Section 1997e(a) does not impose a pleading requirement, but rather, is an affirmative defense under which defendants have the burden of raising and proving the absence of exhaustion. 42 U.S.C. § 1997e(a); Jones v. Bock, 549 U.S. 199, 215-16 (2007); Wyatt, 315 F.3d at 1119. "[T]here can be no 'absence of exhaustion' unless some relief remains 'available.'" Brown v. Valoff, 422 F.3d 926, 936 (9th Cir. 2005). "[A] defendant must demonstrate that pertinent relief remained available, whether at unexhausted levels of the grievance process or through awaiting the results of relief already granted as a result of that process." Id. at 936-37. Therefore, if some remedy is available, Plaintiff has not exhausted his remedies.
The failure to exhaust non-judicial administrative remedies that are not jurisdictional is subject to an unenumerated Rule 12(b) motion, rather than a summary judgment motion. Wyatt, 315 F.3d at 1119 (citing Ritza v. Int'l Longshoremen's & Warehousemen's Union, 837 F.2d 365, 368 (9th Cir. 1998) (per curium)). In deciding a motion to dismiss for failure to exhaust administrative remedies, the Court may look beyond the pleadings and decide disputed issues of fact. Wyatt, 315 F.3d at 1119-20. If the Court concludes that the prisoner has failed to exhaust administrative remedies, the proper remedy is dismissal without prejudice. Id.
B. CDCR's Administrative Grievance System
The Court takes judicial notice of the fact that the California Department of Corrections and Rehabilitation ("CDCR") has an administrative grievance system for prisoner complaints.
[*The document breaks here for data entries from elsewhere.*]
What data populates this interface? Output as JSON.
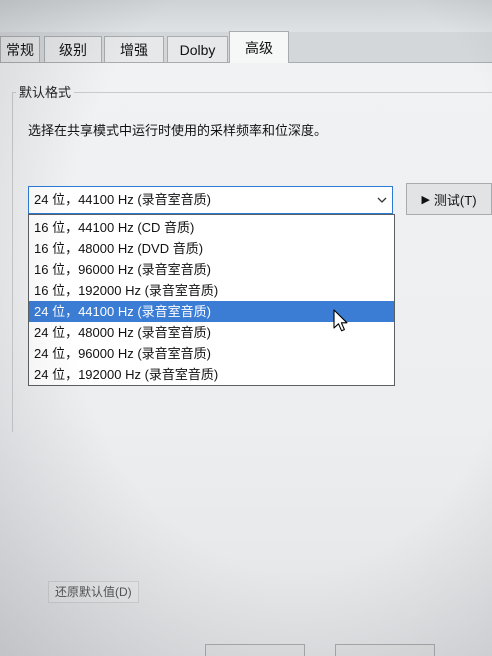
{
  "tabs": [
    {
      "label": "常规"
    },
    {
      "label": "级别"
    },
    {
      "label": "增强"
    },
    {
      "label": "Dolby"
    },
    {
      "label": "高级"
    }
  ],
  "selected_tab_index": 4,
  "default_format": {
    "group_title": "默认格式",
    "description": "选择在共享模式中运行时使用的采样频率和位深度。",
    "selected_value": "24 位，44100 Hz (录音室音质)",
    "test_button_label": "测试(T)",
    "options": [
      "16 位，44100 Hz (CD 音质)",
      "16 位，48000 Hz (DVD 音质)",
      "16 位，96000 Hz (录音室音质)",
      "16 位，192000 Hz (录音室音质)",
      "24 位，44100 Hz (录音室音质)",
      "24 位，48000 Hz (录音室音质)",
      "24 位，96000 Hz (录音室音质)",
      "24 位，192000 Hz (录音室音质)"
    ],
    "highlighted_index": 4
  },
  "restore_defaults_label": "还原默认值(D)",
  "icons": {
    "combo": "chevron-down-icon",
    "test": "play-icon",
    "pointer": "mouse-cursor-icon"
  },
  "colors": {
    "focus_border": "#2c7ad6",
    "selection": "#3b7cd4"
  }
}
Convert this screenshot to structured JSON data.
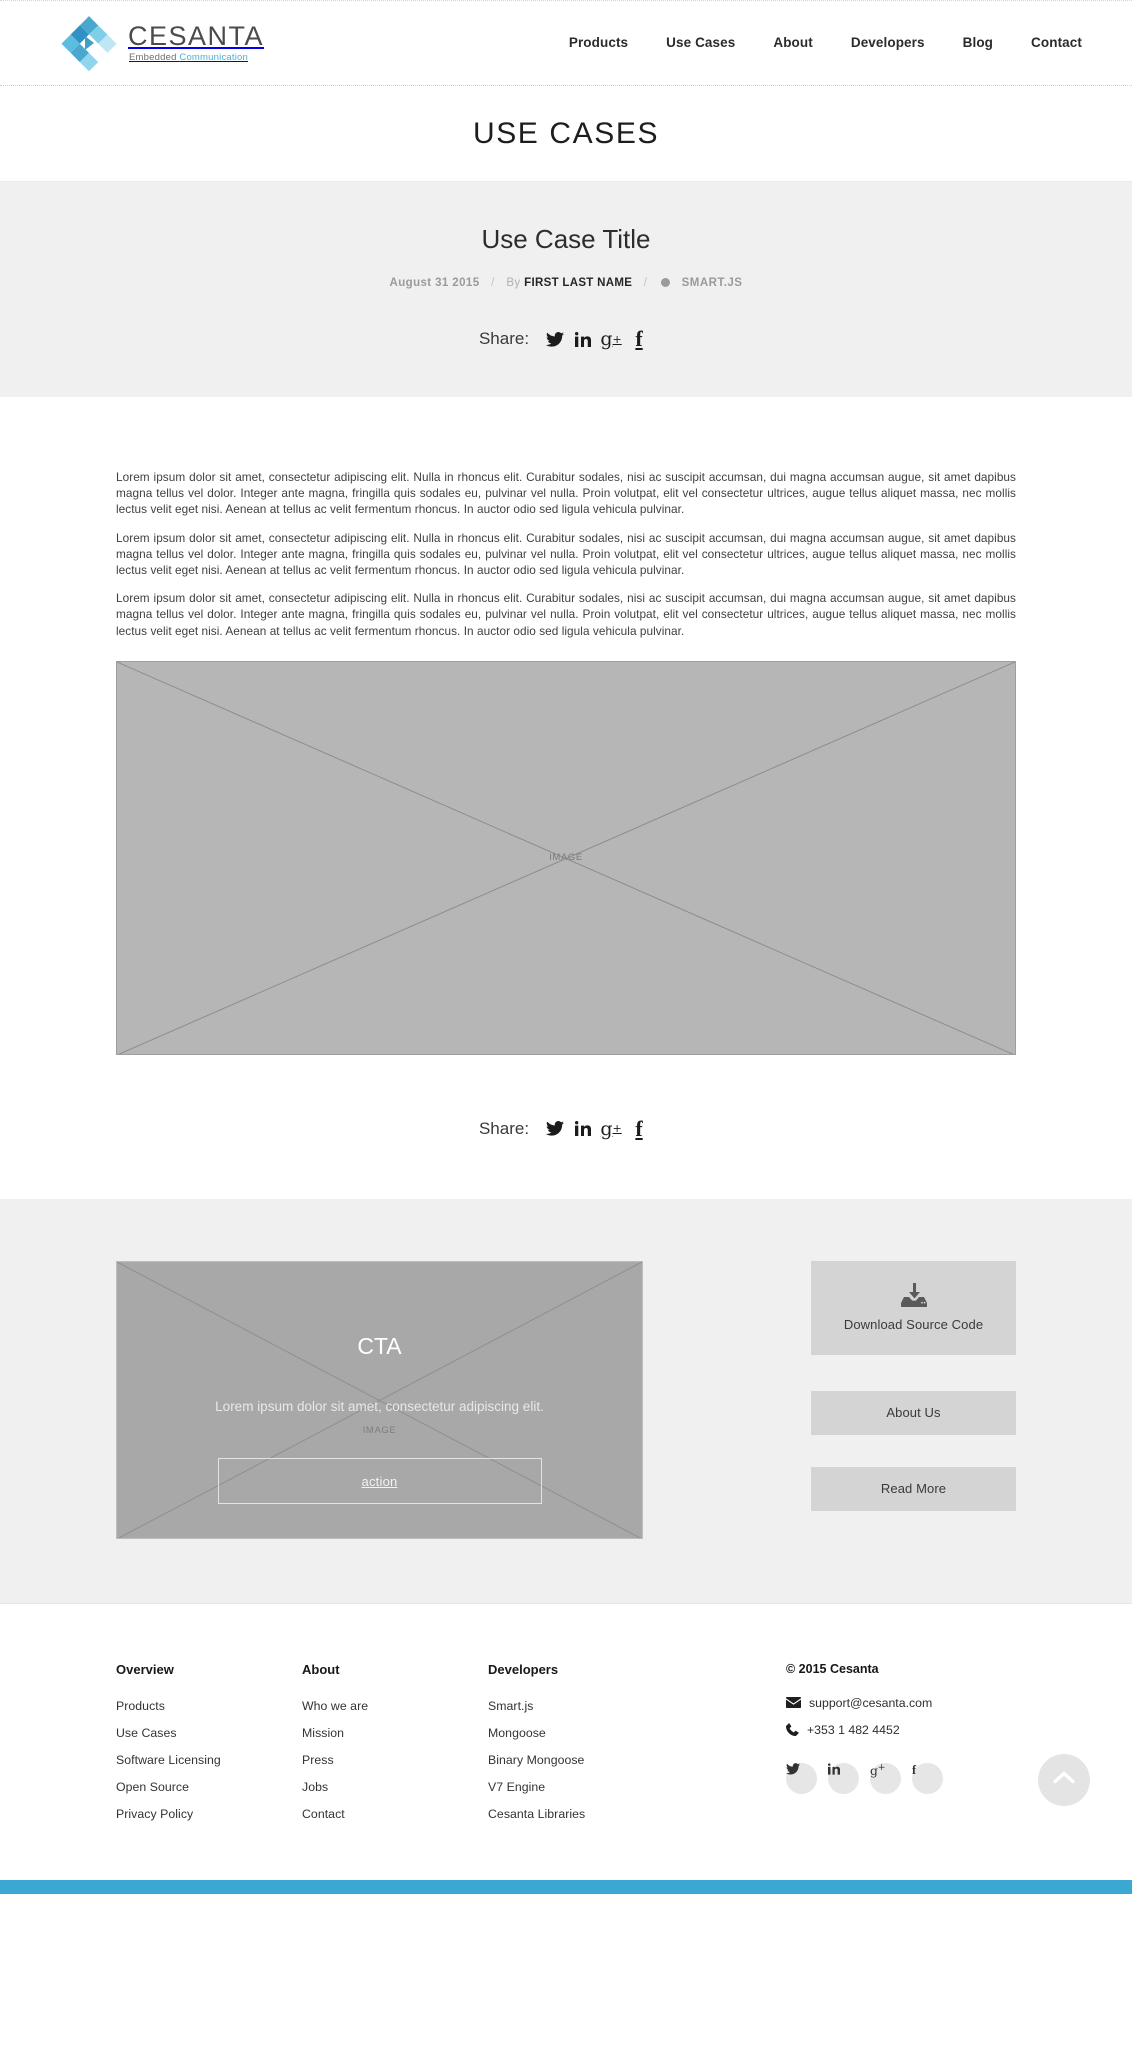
{
  "brand": {
    "name": "CESANTA",
    "tagline_1": "Embedded ",
    "tagline_2": "Communication",
    "accent": "#49b0dd"
  },
  "nav": {
    "items": [
      {
        "label": "Products"
      },
      {
        "label": "Use Cases"
      },
      {
        "label": "About"
      },
      {
        "label": "Developers"
      },
      {
        "label": "Blog"
      },
      {
        "label": "Contact"
      }
    ]
  },
  "page": {
    "title": "USE CASES"
  },
  "hero": {
    "title": "Use Case Title",
    "meta": {
      "date": "August 31 2015",
      "separator": "/",
      "by_label": "By",
      "author": "FIRST LAST NAME",
      "category": "SMART.JS"
    },
    "share": {
      "label": "Share:",
      "icons": [
        {
          "name": "twitter-icon",
          "glyph": "twitter"
        },
        {
          "name": "linkedin-icon",
          "glyph": "in"
        },
        {
          "name": "googleplus-icon",
          "glyph": "g+"
        },
        {
          "name": "facebook-icon",
          "glyph": "f"
        }
      ]
    }
  },
  "article": {
    "paragraphs": [
      "Lorem ipsum dolor sit amet, consectetur adipiscing elit. Nulla in rhoncus elit. Curabitur sodales, nisi ac suscipit accumsan, dui magna accumsan augue, sit amet dapibus magna tellus vel dolor. Integer ante magna, fringilla quis sodales eu, pulvinar vel nulla. Proin volutpat, elit vel consectetur ultrices, augue tellus aliquet massa, nec mollis lectus velit eget nisi. Aenean at tellus ac velit fermentum rhoncus. In auctor odio sed ligula vehicula pulvinar.",
      "Lorem ipsum dolor sit amet, consectetur adipiscing elit. Nulla in rhoncus elit. Curabitur sodales, nisi ac suscipit accumsan, dui magna accumsan augue, sit amet dapibus magna tellus vel dolor. Integer ante magna, fringilla quis sodales eu, pulvinar vel nulla. Proin volutpat, elit vel consectetur ultrices, augue tellus aliquet massa, nec mollis lectus velit eget nisi. Aenean at tellus ac velit fermentum rhoncus. In auctor odio sed ligula vehicula pulvinar.",
      "Lorem ipsum dolor sit amet, consectetur adipiscing elit. Nulla in rhoncus elit. Curabitur sodales, nisi ac suscipit accumsan, dui magna accumsan augue, sit amet dapibus magna tellus vel dolor. Integer ante magna, fringilla quis sodales eu, pulvinar vel nulla. Proin volutpat, elit vel consectetur ultrices, augue tellus aliquet massa, nec mollis lectus velit eget nisi. Aenean at tellus ac velit fermentum rhoncus. In auctor odio sed ligula vehicula pulvinar."
    ],
    "image_placeholder_label": "IMAGE",
    "share_label": "Share:"
  },
  "cta": {
    "title": "CTA",
    "subtitle": "Lorem ipsum dolor sit amet, consectetur adipiscing elit.",
    "image_placeholder_label": "IMAGE",
    "button_label": "action"
  },
  "sidebar": {
    "buttons": [
      {
        "name": "download-source-code-button",
        "label": "Download Source Code",
        "icon": "download-icon"
      },
      {
        "name": "about-us-button",
        "label": "About Us"
      },
      {
        "name": "read-more-button",
        "label": "Read More"
      }
    ]
  },
  "footer": {
    "columns": [
      {
        "heading": "Overview",
        "links": [
          "Products",
          "Use Cases",
          "Software Licensing",
          "Open Source",
          "Privacy Policy"
        ]
      },
      {
        "heading": "About",
        "links": [
          "Who we are",
          "Mission",
          "Press",
          "Jobs",
          "Contact"
        ]
      },
      {
        "heading": "Developers",
        "links": [
          "Smart.js",
          "Mongoose",
          "Binary Mongoose",
          "V7 Engine",
          "Cesanta Libraries"
        ]
      }
    ],
    "contact": {
      "copyright": "© 2015 Cesanta",
      "email": "support@cesanta.com",
      "phone": "+353 1 482 4452"
    },
    "social": [
      {
        "name": "twitter-icon",
        "glyph": "twitter"
      },
      {
        "name": "linkedin-icon",
        "glyph": "in"
      },
      {
        "name": "googleplus-icon",
        "glyph": "g+"
      },
      {
        "name": "facebook-icon",
        "glyph": "f"
      }
    ],
    "scroll_top_icon": "chevron-up-icon",
    "bottom_bar_color": "#3ba8d4"
  }
}
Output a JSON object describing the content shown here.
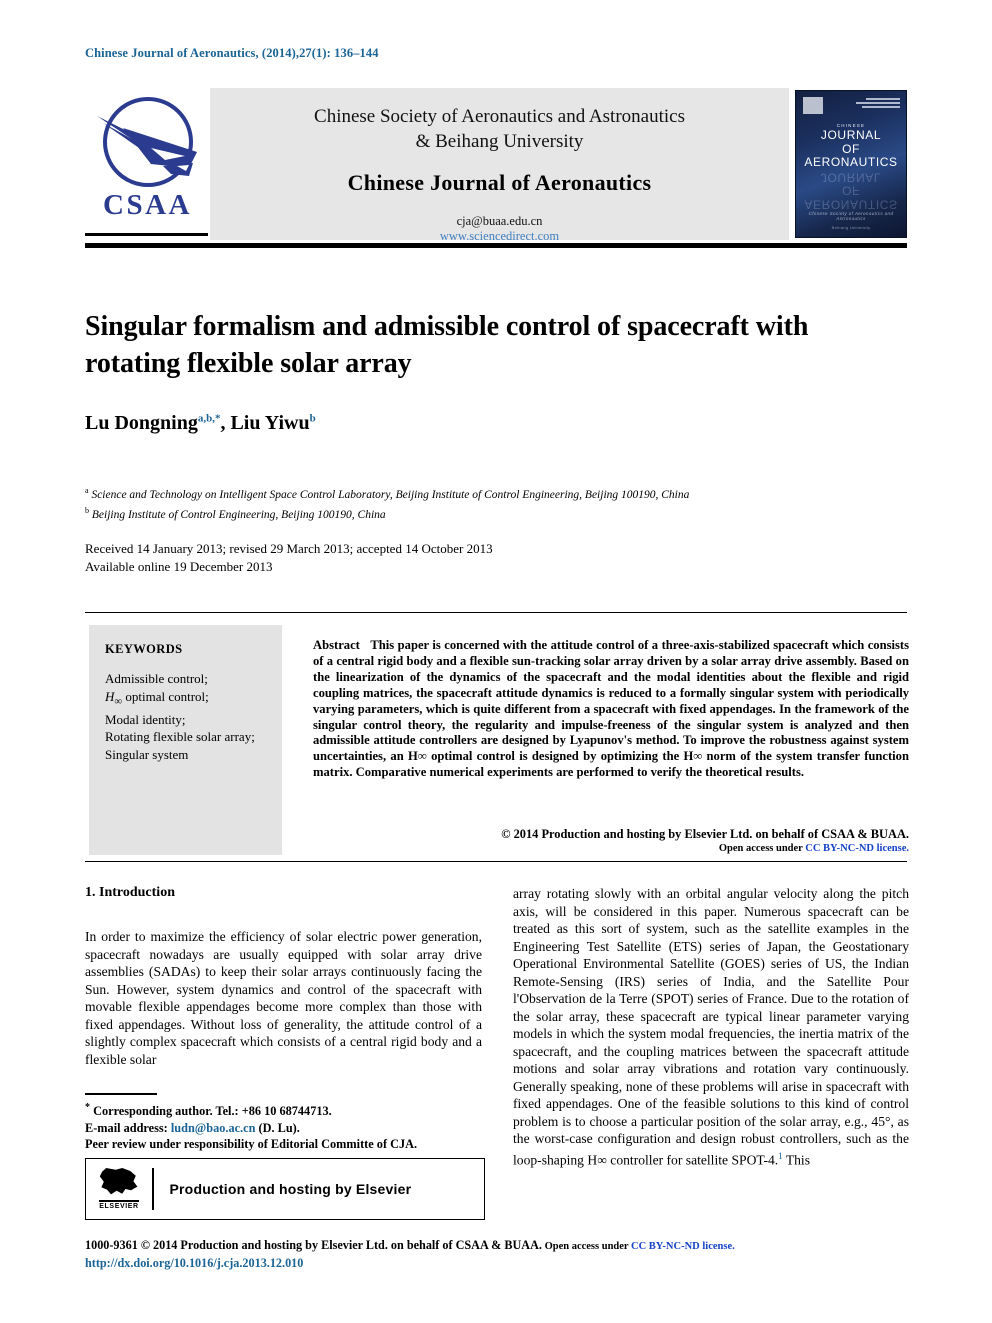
{
  "running_head": "Chinese Journal of Aeronautics, (2014),27(1): 136–144",
  "masthead": {
    "logo_text": "CSAA",
    "society_line1": "Chinese Society of Aeronautics and Astronautics",
    "society_line2": "& Beihang University",
    "journal_name": "Chinese Journal of Aeronautics",
    "email": "cja@buaa.edu.cn",
    "website": "www.sciencedirect.com",
    "cover": {
      "chinese_label": "CHINESE",
      "line1": "JOURNAL",
      "line2": "OF",
      "line3": "AERONAUTICS",
      "footer_italic": "Chinese Society of Aeronautics and Astronautics",
      "footer_small": "Beihang University"
    }
  },
  "article": {
    "title": "Singular formalism and admissible control of spacecraft with rotating flexible solar array",
    "authors": [
      {
        "name": "Lu Dongning",
        "marks": "a,b,*"
      },
      {
        "name": "Liu Yiwu",
        "marks": "b"
      }
    ],
    "affiliations": [
      {
        "label": "a",
        "text": "Science and Technology on Intelligent Space Control Laboratory, Beijing Institute of Control Engineering, Beijing 100190, China"
      },
      {
        "label": "b",
        "text": "Beijing Institute of Control Engineering, Beijing 100190, China"
      }
    ],
    "history_line1": "Received 14 January 2013; revised 29 March 2013; accepted 14 October 2013",
    "history_line2": "Available online 19 December 2013"
  },
  "keywords": {
    "heading": "KEYWORDS",
    "items": [
      "Admissible control;",
      "H∞ optimal control;",
      "Modal identity;",
      "Rotating flexible solar array;",
      "Singular system"
    ]
  },
  "abstract": {
    "label": "Abstract",
    "text": "This paper is concerned with the attitude control of a three-axis-stabilized spacecraft which consists of a central rigid body and a flexible sun-tracking solar array driven by a solar array drive assembly. Based on the linearization of the dynamics of the spacecraft and the modal identities about the flexible and rigid coupling matrices, the spacecraft attitude dynamics is reduced to a formally singular system with periodically varying parameters, which is quite different from a spacecraft with fixed appendages. In the framework of the singular control theory, the regularity and impulse-freeness of the singular system is analyzed and then admissible attitude controllers are designed by Lyapunov's method. To improve the robustness against system uncertainties, an H∞ optimal control is designed by optimizing the H∞ norm of the system transfer function matrix. Comparative numerical experiments are performed to verify the theoretical results.",
    "copyright": "© 2014 Production and hosting by Elsevier Ltd. on behalf of CSAA & BUAA.",
    "open_access_prefix": "Open access under ",
    "open_access_license": "CC BY-NC-ND license."
  },
  "body": {
    "section_heading": "1. Introduction",
    "left_column": "In order to maximize the efficiency of solar electric power generation, spacecraft nowadays are usually equipped with solar array drive assemblies (SADAs) to keep their solar arrays continuously facing the Sun. However, system dynamics and control of the spacecraft with movable flexible appendages become more complex than those with fixed appendages. Without loss of generality, the attitude control of a slightly complex spacecraft which consists of a central rigid body and a flexible solar",
    "right_column_pre": "array rotating slowly with an orbital angular velocity along the pitch axis, will be considered in this paper. Numerous spacecraft can be treated as this sort of system, such as the satellite examples in the Engineering Test Satellite (ETS) series of Japan, the Geostationary Operational Environmental Satellite (GOES) series of US, the Indian Remote-Sensing (IRS) series of India, and the Satellite Pour l'Observation de la Terre (SPOT) series of France. Due to the rotation of the solar array, these spacecraft are typical linear parameter varying models in which the system modal frequencies, the inertia matrix of the spacecraft, and the coupling matrices between the spacecraft attitude motions and solar array vibrations and rotation vary continuously. Generally speaking, none of these problems will arise in spacecraft with fixed appendages. One of the feasible solutions to this kind of control problem is to choose a particular position of the solar array, e.g., 45°, as the worst-case configuration and design robust controllers, such as the loop-shaping H∞ controller for satellite SPOT-4.",
    "right_column_ref": "1",
    "right_column_post": "This"
  },
  "footnotes": {
    "corresponding": "Corresponding author. Tel.: +86 10 68744713.",
    "email_label": "E-mail address: ",
    "email": "ludn@bao.ac.cn",
    "email_suffix": " (D. Lu).",
    "peer_review": "Peer review under responsibility of Editorial Committe of CJA.",
    "elsevier_badge": "Production and hosting by Elsevier",
    "elsevier_wordmark": "ELSEVIER"
  },
  "footer": {
    "issn_copyright": "1000-9361 © 2014 Production and hosting by Elsevier Ltd. on behalf of CSAA & BUAA.",
    "open_access_prefix": " Open access under ",
    "open_access_license": "CC BY-NC-ND license.",
    "doi": "http://dx.doi.org/10.1016/j.cja.2013.12.010"
  },
  "colors": {
    "link_blue": "#1a6496",
    "license_blue": "#1442c8",
    "logo_navy": "#2b3b8f",
    "masthead_gray": "#e6e6e6",
    "keywords_gray": "#e3e3e3"
  }
}
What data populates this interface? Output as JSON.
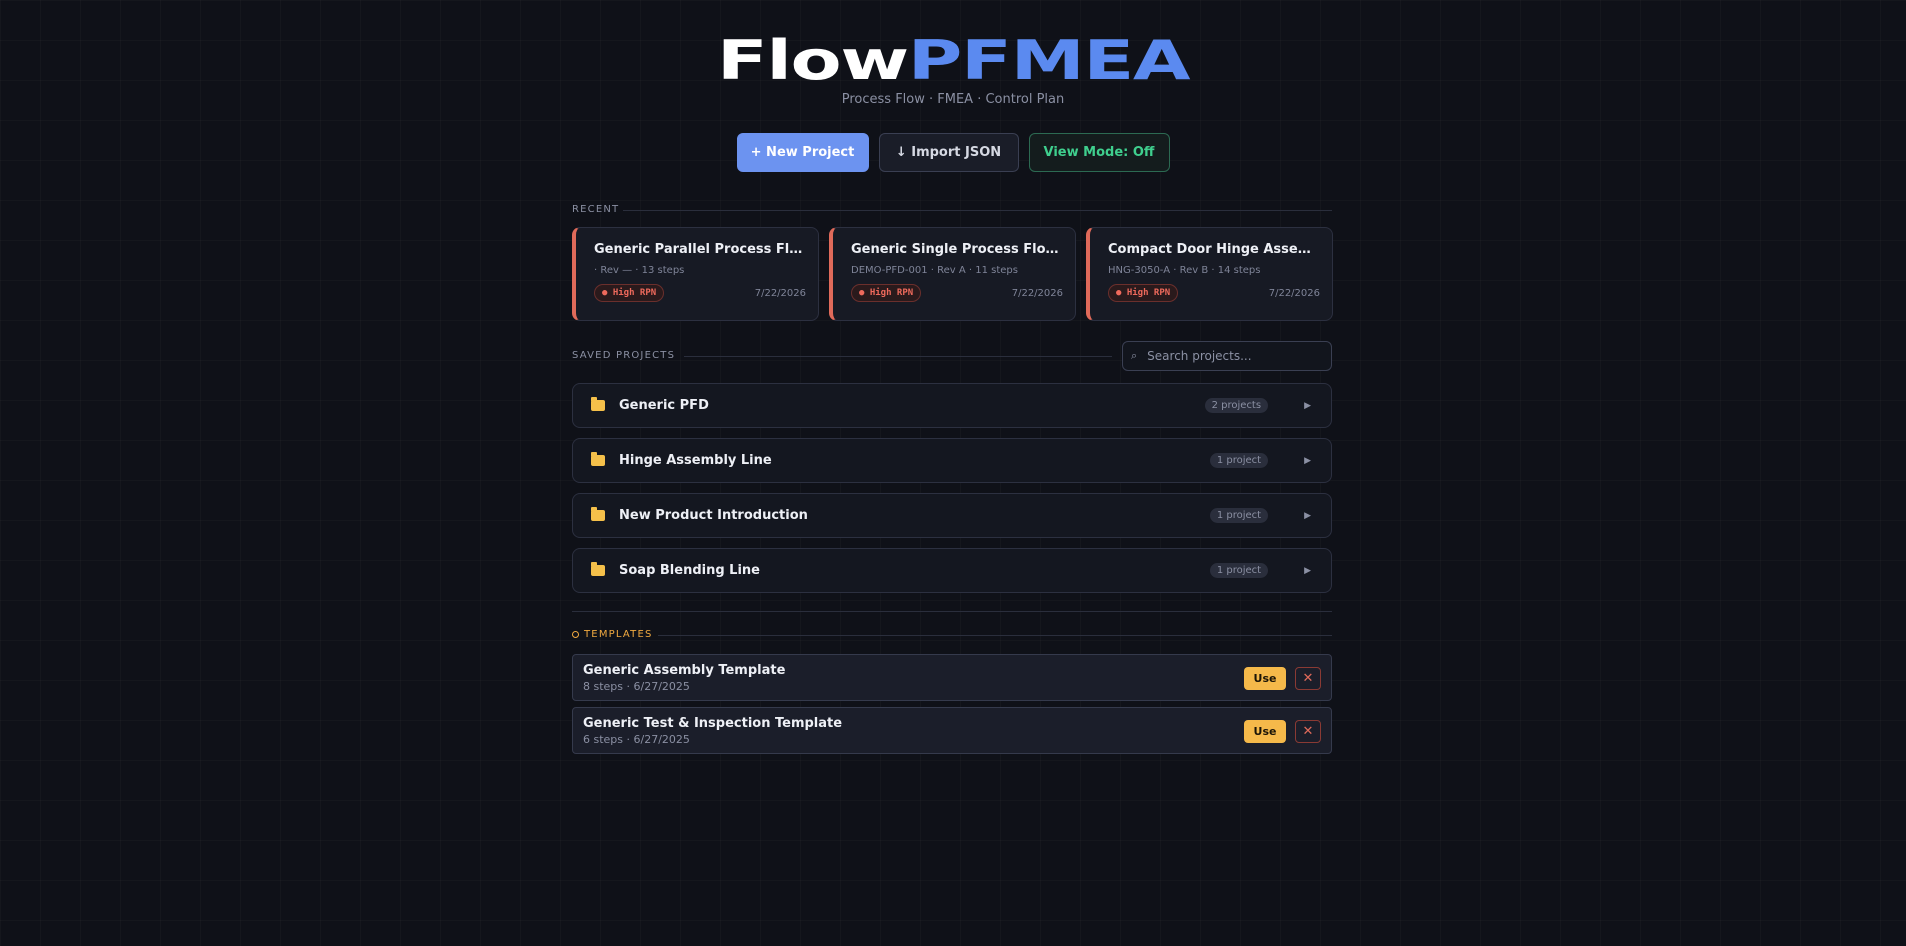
{
  "app": {
    "logo_part1": "Flow",
    "logo_part2": "PFMEA",
    "subtitle": "Process Flow · FMEA · Control Plan"
  },
  "actions": {
    "new_project": "+ New Project",
    "import_json": "↓ Import JSON",
    "view_mode": "View Mode: Off"
  },
  "recent": {
    "label": "RECENT",
    "cards": [
      {
        "title": "Generic Parallel Process Flow Sheet",
        "meta": "· Rev — · 13 steps",
        "badge": "● High RPN",
        "date": "7/22/2026"
      },
      {
        "title": "Generic Single Process Flow Sheet",
        "meta": "DEMO-PFD-001 · Rev A · 11 steps",
        "badge": "● High RPN",
        "date": "7/22/2026"
      },
      {
        "title": "Compact Door Hinge Assembly",
        "meta": "HNG-3050-A · Rev B · 14 steps",
        "badge": "● High RPN",
        "date": "7/22/2026"
      }
    ]
  },
  "saved": {
    "label": "SAVED PROJECTS",
    "search_placeholder": "Search projects...",
    "search_icon": "⌕",
    "folders": [
      {
        "name": "Generic PFD",
        "count": "2 projects"
      },
      {
        "name": "Hinge Assembly Line",
        "count": "1 project"
      },
      {
        "name": "New Product Introduction",
        "count": "1 project"
      },
      {
        "name": "Soap Blending Line",
        "count": "1 project"
      }
    ],
    "arrow": "▶"
  },
  "templates": {
    "label": "TEMPLATES",
    "use_label": "Use",
    "delete_label": "✕",
    "items": [
      {
        "title": "Generic Assembly Template",
        "meta": "8 steps · 6/27/2025"
      },
      {
        "title": "Generic Test & Inspection Template",
        "meta": "6 steps · 6/27/2025"
      }
    ]
  },
  "colors": {
    "accent": "#6c93f0",
    "brand_blue": "#5b8af0",
    "view_mode_green": "#3fcf8e",
    "high_rpn": "#ef6a5c",
    "folder": "#f5c04a",
    "template_orange": "#f0a940"
  }
}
Cal. Code Regs., tit. 15 § 3084.1 (2007). The process is initiated by submitting a CDC Form 602. Id. at § 3084.2(a). Appeals must be submitted within fifteen working days of the event being appealed, and the process is initiated by submission of the appeal to the informal level, or in some circumstances, the first formal level. Id. at §§ 3084.5, 3084.6(c). Four levels of appeal are involved, including the informal level, first formal level, second formal level, and third formal level, also known as the "Director's Level." Id. at § 3084.5. In order to satisfy § ...